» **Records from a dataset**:
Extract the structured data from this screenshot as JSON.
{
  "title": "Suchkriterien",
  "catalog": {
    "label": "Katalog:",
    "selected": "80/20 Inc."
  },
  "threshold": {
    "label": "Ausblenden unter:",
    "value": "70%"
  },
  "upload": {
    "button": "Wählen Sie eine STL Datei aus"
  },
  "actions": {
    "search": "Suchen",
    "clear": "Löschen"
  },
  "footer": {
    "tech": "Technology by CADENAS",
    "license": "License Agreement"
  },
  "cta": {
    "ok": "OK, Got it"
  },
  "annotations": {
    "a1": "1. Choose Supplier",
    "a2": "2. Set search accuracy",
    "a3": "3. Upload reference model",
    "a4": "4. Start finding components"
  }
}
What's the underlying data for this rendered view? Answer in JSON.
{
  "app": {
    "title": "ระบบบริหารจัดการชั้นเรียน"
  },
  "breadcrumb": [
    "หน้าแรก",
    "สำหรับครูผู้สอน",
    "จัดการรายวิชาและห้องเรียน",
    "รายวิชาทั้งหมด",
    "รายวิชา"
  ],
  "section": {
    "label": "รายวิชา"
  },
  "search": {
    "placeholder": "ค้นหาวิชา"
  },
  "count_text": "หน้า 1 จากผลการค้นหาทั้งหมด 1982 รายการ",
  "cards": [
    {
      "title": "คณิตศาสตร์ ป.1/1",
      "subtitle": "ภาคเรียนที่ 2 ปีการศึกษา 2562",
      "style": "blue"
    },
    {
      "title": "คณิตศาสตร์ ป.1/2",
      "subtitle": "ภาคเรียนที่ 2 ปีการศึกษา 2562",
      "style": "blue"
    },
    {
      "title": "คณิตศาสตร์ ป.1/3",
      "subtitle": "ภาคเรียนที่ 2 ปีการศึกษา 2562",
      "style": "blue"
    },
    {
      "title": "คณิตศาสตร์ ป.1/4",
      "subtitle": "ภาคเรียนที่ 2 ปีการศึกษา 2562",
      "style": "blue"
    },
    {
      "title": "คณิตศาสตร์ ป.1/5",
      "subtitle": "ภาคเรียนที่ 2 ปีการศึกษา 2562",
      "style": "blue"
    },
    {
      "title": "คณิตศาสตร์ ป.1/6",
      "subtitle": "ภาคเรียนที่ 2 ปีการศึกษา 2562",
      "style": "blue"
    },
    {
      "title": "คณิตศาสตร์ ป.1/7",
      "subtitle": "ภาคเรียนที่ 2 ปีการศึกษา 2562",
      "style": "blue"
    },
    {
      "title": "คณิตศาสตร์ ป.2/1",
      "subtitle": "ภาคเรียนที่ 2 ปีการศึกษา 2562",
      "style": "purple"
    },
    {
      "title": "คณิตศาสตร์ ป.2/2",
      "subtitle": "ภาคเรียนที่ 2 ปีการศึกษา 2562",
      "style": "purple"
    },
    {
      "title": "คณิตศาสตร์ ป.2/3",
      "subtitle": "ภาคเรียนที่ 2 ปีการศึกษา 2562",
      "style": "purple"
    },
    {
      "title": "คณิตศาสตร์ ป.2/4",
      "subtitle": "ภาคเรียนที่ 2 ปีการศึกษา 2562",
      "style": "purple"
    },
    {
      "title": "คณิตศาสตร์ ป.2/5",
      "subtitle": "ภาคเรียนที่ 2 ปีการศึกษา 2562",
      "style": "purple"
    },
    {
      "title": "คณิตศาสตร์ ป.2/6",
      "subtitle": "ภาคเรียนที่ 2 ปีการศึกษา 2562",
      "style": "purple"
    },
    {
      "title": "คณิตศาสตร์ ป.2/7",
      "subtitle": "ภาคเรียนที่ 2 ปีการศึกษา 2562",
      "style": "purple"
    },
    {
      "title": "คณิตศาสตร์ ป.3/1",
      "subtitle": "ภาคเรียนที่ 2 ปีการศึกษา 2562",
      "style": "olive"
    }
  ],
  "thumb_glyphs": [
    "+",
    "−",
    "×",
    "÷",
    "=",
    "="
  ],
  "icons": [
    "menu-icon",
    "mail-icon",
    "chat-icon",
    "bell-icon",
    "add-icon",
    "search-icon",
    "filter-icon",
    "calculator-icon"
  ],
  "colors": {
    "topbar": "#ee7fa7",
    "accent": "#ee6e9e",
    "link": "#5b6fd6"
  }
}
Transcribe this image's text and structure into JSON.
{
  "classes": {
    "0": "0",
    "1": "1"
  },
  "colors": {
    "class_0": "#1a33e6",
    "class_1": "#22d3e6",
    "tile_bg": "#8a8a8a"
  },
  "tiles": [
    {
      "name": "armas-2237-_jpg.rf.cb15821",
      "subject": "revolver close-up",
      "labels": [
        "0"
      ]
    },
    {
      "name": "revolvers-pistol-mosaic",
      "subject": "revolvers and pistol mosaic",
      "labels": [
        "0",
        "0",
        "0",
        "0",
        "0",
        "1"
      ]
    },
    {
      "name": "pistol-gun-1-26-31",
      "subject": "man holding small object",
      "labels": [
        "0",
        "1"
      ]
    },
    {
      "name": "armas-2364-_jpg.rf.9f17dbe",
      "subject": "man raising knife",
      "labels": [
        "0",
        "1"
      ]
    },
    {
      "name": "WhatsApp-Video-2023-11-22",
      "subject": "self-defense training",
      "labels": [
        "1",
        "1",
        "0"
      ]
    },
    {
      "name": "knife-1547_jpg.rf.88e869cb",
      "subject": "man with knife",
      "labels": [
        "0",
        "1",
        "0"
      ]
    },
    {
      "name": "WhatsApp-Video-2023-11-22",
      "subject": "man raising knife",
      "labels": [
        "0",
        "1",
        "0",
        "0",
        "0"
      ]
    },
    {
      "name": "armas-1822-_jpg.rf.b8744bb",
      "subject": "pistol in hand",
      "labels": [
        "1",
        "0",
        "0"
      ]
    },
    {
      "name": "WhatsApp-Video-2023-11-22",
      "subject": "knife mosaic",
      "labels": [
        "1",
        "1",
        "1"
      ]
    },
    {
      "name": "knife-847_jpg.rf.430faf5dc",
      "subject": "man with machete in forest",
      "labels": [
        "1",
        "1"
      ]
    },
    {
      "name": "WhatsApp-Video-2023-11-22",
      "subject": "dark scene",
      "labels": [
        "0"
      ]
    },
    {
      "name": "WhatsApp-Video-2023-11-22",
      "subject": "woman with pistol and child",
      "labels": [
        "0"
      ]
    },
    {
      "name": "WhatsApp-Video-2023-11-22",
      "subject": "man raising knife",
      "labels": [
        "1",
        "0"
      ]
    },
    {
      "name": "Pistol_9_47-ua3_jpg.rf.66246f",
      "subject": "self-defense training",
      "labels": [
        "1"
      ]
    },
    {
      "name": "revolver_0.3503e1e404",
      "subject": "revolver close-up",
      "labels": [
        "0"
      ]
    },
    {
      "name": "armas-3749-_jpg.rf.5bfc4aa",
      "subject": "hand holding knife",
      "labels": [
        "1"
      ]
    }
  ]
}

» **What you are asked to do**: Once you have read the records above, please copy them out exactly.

» **Exercise solution**:
Extract the structured data from this screenshot as JSON.
{
  "title": "Suchkriterien",
  "catalog": {
    "label": "Katalog:",
    "selected": "80/20 Inc."
  },
  "threshold": {
    "label": "Ausblenden unter:",
    "value": "70%"
  },
  "upload": {
    "button": "Wählen Sie eine STL Datei aus"
  },
  "actions": {
    "search": "Suchen",
    "clear": "Löschen"
  },
  "footer": {
    "tech": "Technology by CADENAS",
    "license": "License Agreement"
  },
  "cta": {
    "ok": "OK, Got it"
  },
  "annotations": {
    "a1": "1. Choose Supplier",
    "a2": "2. Set search accuracy",
    "a3": "3. Upload reference model",
    "a4": "4. Start finding components"
  }
}
What's the underlying data for this rendered view? Answer in JSON.
{
  "app": {
    "title": "ระบบบริหารจัดการชั้นเรียน"
  },
  "breadcrumb": [
    "หน้าแรก",
    "สำหรับครูผู้สอน",
    "จัดการรายวิชาและห้องเรียน",
    "รายวิชาทั้งหมด",
    "รายวิชา"
  ],
  "section": {
    "label": "รายวิชา"
  },
  "search": {
    "placeholder": "ค้นหาวิชา"
  },
  "count_text": "หน้า 1 จากผลการค้นหาทั้งหมด 1982 รายการ",
  "cards": [
    {
      "title": "คณิตศาสตร์ ป.1/1",
      "subtitle": "ภาคเรียนที่ 2 ปีการศึกษา 2562",
      "style": "blue"
    },
    {
      "title": "คณิตศาสตร์ ป.1/2",
      "subtitle": "ภาคเรียนที่ 2 ปีการศึกษา 2562",
      "style": "blue"
    },
    {
      "title": "คณิตศาสตร์ ป.1/3",
      "subtitle": "ภาคเรียนที่ 2 ปีการศึกษา 2562",
      "style": "blue"
    },
    {
      "title": "คณิตศาสตร์ ป.1/4",
      "subtitle": "ภาคเรียนที่ 2 ปีการศึกษา 2562",
      "style": "blue"
    },
    {
      "title": "คณิตศาสตร์ ป.1/5",
      "subtitle": "ภาคเรียนที่ 2 ปีการศึกษา 2562",
      "style": "blue"
    },
    {
      "title": "คณิตศาสตร์ ป.1/6",
      "subtitle": "ภาคเรียนที่ 2 ปีการศึกษา 2562",
      "style": "blue"
    },
    {
      "title": "คณิตศาสตร์ ป.1/7",
      "subtitle": "ภาคเรียนที่ 2 ปีการศึกษา 2562",
      "style": "blue"
    },
    {
      "title": "คณิตศาสตร์ ป.2/1",
      "subtitle": "ภาคเรียนที่ 2 ปีการศึกษา 2562",
      "style": "purple"
    },
    {
      "title": "คณิตศาสตร์ ป.2/2",
      "subtitle": "ภาคเรียนที่ 2 ปีการศึกษา 2562",
      "style": "purple"
    },
    {
      "title": "คณิตศาสตร์ ป.2/3",
      "subtitle": "ภาคเรียนที่ 2 ปีการศึกษา 2562",
      "style": "purple"
    },
    {
      "title": "คณิตศาสตร์ ป.2/4",
      "subtitle": "ภาคเรียนที่ 2 ปีการศึกษา 2562",
      "style": "purple"
    },
    {
      "title": "คณิตศาสตร์ ป.2/5",
      "subtitle": "ภาคเรียนที่ 2 ปีการศึกษา 2562",
      "style": "purple"
    },
    {
      "title": "คณิตศาสตร์ ป.2/6",
      "subtitle": "ภาคเรียนที่ 2 ปีการศึกษา 2562",
      "style": "purple"
    },
    {
      "title": "คณิตศาสตร์ ป.2/7",
      "subtitle": "ภาคเรียนที่ 2 ปีการศึกษา 2562",
      "style": "purple"
    },
    {
      "title": "คณิตศาสตร์ ป.3/1",
      "subtitle": "ภาคเรียนที่ 2 ปีการศึกษา 2562",
      "style": "olive"
    }
  ],
  "thumb_glyphs": [
    "+",
    "−",
    "×",
    "÷",
    "=",
    "="
  ],
  "icons": [
    "menu-icon",
    "mail-icon",
    "chat-icon",
    "bell-icon",
    "add-icon",
    "search-icon",
    "filter-icon",
    "calculator-icon"
  ],
  "colors": {
    "topbar": "#ee7fa7",
    "accent": "#ee6e9e",
    "link": "#5b6fd6"
  }
}
Transcribe this image's text and structure into JSON.
{
  "classes": {
    "0": "0",
    "1": "1"
  },
  "colors": {
    "class_0": "#1a33e6",
    "class_1": "#22d3e6",
    "tile_bg": "#8a8a8a"
  },
  "tiles": [
    {
      "name": "armas-2237-_jpg.rf.cb15821",
      "subject": "revolver close-up",
      "labels": [
        "0"
      ]
    },
    {
      "name": "revolvers-pistol-mosaic",
      "subject": "revolvers and pistol mosaic",
      "labels": [
        "0",
        "0",
        "0",
        "0",
        "0",
        "1"
      ]
    },
    {
      "name": "pistol-gun-1-26-31",
      "subject": "man holding small object",
      "labels": [
        "0",
        "1"
      ]
    },
    {
      "name": "armas-2364-_jpg.rf.9f17dbe",
      "subject": "man raising knife",
      "labels": [
        "0",
        "1"
      ]
    },
    {
      "name": "WhatsApp-Video-2023-11-22",
      "subject": "self-defense training",
      "labels": [
        "1",
        "1",
        "0"
      ]
    },
    {
      "name": "knife-1547_jpg.rf.88e869cb",
      "subject": "man with knife",
      "labels": [
        "0",
        "1",
        "0"
      ]
    },
    {
      "name": "WhatsApp-Video-2023-11-22",
      "subject": "man raising knife",
      "labels": [
        "0",
        "1",
        "0",
        "0",
        "0"
      ]
    },
    {
      "name": "armas-1822-_jpg.rf.b8744bb",
      "subject": "pistol in hand",
      "labels": [
        "1",
        "0",
        "0"
      ]
    },
    {
      "name": "WhatsApp-Video-2023-11-22",
      "subject": "knife mosaic",
      "labels": [
        "1",
        "1",
        "1"
      ]
    },
    {
      "name": "knife-847_jpg.rf.430faf5dc",
      "subject": "man with machete in forest",
      "labels": [
        "1",
        "1"
      ]
    },
    {
      "name": "WhatsApp-Video-2023-11-22",
      "subject": "dark scene",
      "labels": [
        "0"
      ]
    },
    {
      "name": "WhatsApp-Video-2023-11-22",
      "subject": "woman with pistol and child",
      "labels": [
        "0"
      ]
    },
    {
      "name": "WhatsApp-Video-2023-11-22",
      "subject": "man raising knife",
      "labels": [
        "1",
        "0"
      ]
    },
    {
      "name": "Pistol_9_47-ua3_jpg.rf.66246f",
      "subject": "self-defense training",
      "labels": [
        "1"
      ]
    },
    {
      "name": "revolver_0.3503e1e404",
      "subject": "revolver close-up",
      "labels": [
        "0"
      ]
    },
    {
      "name": "armas-3749-_jpg.rf.5bfc4aa",
      "subject": "hand holding knife",
      "labels": [
        "1"
      ]
    }
  ]
}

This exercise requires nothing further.